(Records excerpted from a collection)

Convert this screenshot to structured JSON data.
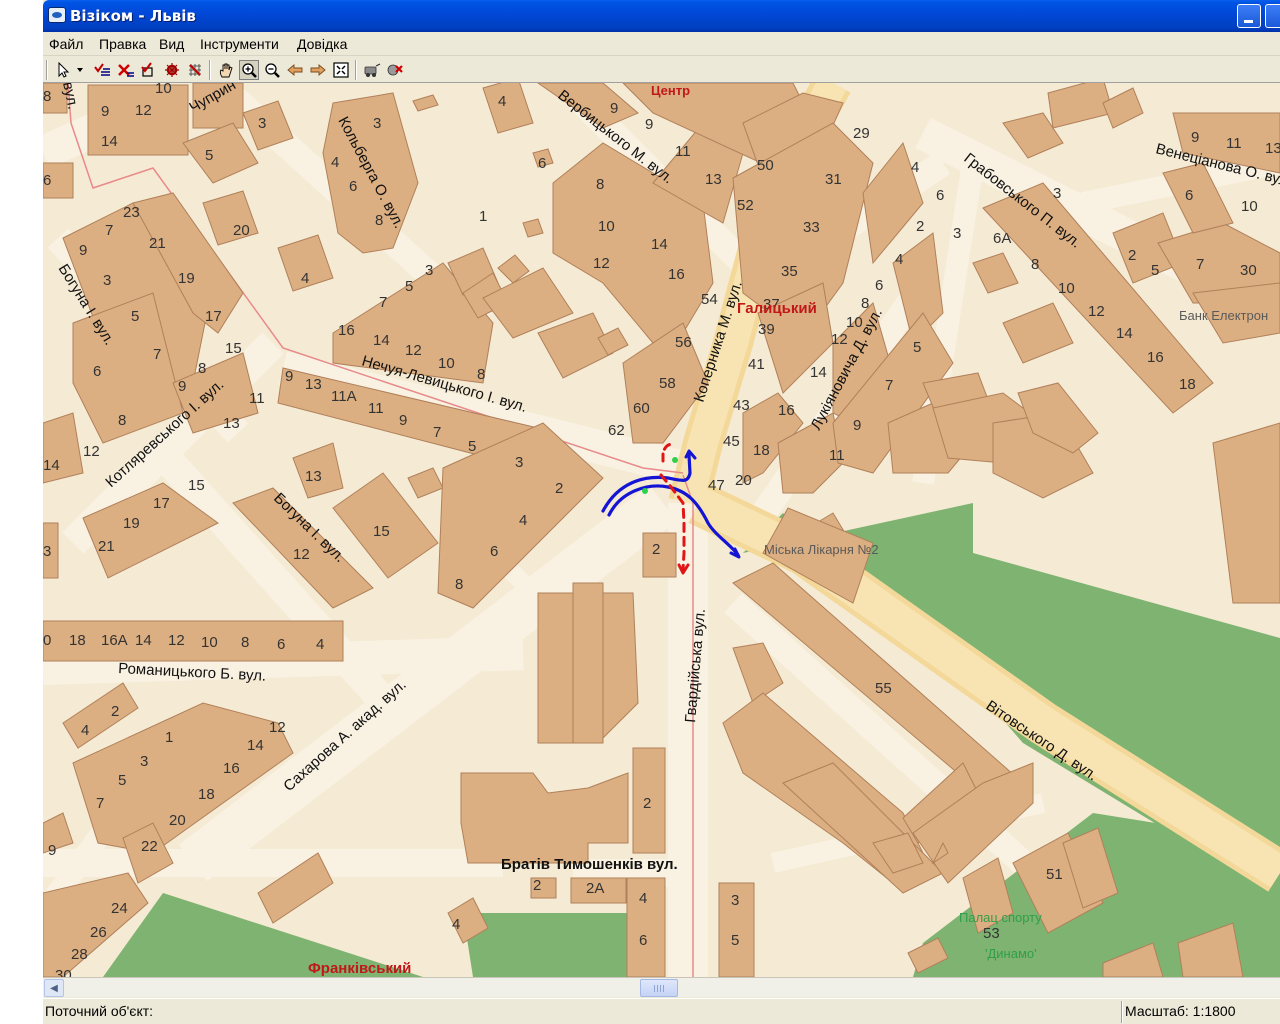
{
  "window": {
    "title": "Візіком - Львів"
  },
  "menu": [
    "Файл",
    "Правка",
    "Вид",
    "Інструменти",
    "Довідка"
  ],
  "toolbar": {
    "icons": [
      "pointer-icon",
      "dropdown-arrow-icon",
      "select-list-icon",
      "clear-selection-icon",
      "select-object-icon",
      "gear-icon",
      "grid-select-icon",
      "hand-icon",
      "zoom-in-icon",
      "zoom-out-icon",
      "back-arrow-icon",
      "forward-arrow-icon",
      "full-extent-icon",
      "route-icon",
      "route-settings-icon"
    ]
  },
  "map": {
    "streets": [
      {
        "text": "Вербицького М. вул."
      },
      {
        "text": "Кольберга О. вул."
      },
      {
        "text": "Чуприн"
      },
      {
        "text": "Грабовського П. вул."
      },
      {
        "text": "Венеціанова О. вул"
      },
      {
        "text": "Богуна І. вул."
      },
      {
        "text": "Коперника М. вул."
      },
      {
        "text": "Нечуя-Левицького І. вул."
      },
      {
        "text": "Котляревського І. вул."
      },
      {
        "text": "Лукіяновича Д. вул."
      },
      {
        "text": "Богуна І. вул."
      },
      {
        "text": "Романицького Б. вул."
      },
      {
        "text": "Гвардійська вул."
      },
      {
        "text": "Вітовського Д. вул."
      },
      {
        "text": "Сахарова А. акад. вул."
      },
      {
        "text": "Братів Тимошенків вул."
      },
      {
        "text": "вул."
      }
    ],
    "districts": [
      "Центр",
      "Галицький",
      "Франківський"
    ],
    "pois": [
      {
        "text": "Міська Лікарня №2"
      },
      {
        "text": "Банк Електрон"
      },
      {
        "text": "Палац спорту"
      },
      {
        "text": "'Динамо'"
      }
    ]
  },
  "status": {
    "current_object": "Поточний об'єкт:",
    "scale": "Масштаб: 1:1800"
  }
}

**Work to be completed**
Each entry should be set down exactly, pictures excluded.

**Result of this exercise**
Convert this screenshot to structured JSON data.
{
  "window": {
    "title": "Візіком - Львів"
  },
  "menu": [
    "Файл",
    "Правка",
    "Вид",
    "Інструменти",
    "Довідка"
  ],
  "toolbar": {
    "icons": [
      "pointer-icon",
      "dropdown-arrow-icon",
      "select-list-icon",
      "clear-selection-icon",
      "select-object-icon",
      "gear-icon",
      "grid-select-icon",
      "hand-icon",
      "zoom-in-icon",
      "zoom-out-icon",
      "back-arrow-icon",
      "forward-arrow-icon",
      "full-extent-icon",
      "route-icon",
      "route-settings-icon"
    ]
  },
  "map": {
    "streets": [
      {
        "text": "Вербицького М. вул."
      },
      {
        "text": "Кольберга О. вул."
      },
      {
        "text": "Чуприн"
      },
      {
        "text": "Грабовського П. вул."
      },
      {
        "text": "Венеціанова О. вул"
      },
      {
        "text": "Богуна І. вул."
      },
      {
        "text": "Коперника М. вул."
      },
      {
        "text": "Нечуя-Левицького І. вул."
      },
      {
        "text": "Котляревського І. вул."
      },
      {
        "text": "Лукіяновича Д. вул."
      },
      {
        "text": "Богуна І. вул."
      },
      {
        "text": "Романицького Б. вул."
      },
      {
        "text": "Гвардійська вул."
      },
      {
        "text": "Вітовського Д. вул."
      },
      {
        "text": "Сахарова А. акад. вул."
      },
      {
        "text": "Братів Тимошенків вул."
      },
      {
        "text": "вул."
      }
    ],
    "districts": [
      "Центр",
      "Галицький",
      "Франківський"
    ],
    "pois": [
      {
        "text": "Міська Лікарня №2"
      },
      {
        "text": "Банк Електрон"
      },
      {
        "text": "Палац спорту"
      },
      {
        "text": "'Динамо'"
      }
    ]
  },
  "status": {
    "current_object": "Поточний об'єкт:",
    "scale": "Масштаб: 1:1800"
  }
}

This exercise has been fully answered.